==== GIVEN DATA
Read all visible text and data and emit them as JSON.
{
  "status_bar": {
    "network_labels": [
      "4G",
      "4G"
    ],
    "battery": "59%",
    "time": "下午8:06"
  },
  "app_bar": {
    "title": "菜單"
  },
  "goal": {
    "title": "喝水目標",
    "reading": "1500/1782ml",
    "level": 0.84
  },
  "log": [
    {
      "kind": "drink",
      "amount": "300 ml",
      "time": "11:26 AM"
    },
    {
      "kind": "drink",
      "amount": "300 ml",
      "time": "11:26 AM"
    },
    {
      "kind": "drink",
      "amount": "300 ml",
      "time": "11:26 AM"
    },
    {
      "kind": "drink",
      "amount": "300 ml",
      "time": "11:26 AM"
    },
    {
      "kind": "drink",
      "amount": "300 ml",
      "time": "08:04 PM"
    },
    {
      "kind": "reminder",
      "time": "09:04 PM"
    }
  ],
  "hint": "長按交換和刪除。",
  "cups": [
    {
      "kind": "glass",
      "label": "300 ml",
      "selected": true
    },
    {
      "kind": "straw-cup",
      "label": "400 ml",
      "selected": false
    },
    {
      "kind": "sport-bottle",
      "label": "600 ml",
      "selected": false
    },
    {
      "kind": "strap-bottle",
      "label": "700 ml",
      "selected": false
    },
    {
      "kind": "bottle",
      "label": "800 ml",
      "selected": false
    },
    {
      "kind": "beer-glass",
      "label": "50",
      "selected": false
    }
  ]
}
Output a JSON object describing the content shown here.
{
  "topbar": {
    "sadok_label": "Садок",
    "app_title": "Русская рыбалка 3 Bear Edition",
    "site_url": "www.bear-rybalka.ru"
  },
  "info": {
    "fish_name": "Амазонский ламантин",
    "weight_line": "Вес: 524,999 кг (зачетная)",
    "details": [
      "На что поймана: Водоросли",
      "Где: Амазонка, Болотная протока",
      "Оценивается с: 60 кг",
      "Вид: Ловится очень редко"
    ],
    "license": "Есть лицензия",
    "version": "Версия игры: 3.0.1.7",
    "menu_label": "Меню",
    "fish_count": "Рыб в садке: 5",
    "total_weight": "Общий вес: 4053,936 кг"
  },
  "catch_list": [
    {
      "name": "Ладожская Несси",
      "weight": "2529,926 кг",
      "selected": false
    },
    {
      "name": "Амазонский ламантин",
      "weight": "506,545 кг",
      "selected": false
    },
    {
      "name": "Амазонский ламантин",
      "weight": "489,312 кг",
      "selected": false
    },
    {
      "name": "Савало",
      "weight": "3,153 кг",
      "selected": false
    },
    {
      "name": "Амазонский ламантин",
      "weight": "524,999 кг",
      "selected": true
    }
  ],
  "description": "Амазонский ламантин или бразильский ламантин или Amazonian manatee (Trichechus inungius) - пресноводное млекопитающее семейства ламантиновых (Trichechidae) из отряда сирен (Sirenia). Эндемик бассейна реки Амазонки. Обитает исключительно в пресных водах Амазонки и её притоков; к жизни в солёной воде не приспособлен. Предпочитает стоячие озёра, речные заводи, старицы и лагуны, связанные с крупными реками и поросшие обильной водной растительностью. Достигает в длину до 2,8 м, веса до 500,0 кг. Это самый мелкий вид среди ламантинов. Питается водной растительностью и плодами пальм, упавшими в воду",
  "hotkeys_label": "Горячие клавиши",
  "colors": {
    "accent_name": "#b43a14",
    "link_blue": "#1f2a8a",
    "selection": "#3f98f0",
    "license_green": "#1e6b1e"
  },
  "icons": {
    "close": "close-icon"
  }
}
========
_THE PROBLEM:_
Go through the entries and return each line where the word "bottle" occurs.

_RESULT:_
      "kind": "sport-bottle",
      "kind": "strap-bottle",
      "kind": "bottle",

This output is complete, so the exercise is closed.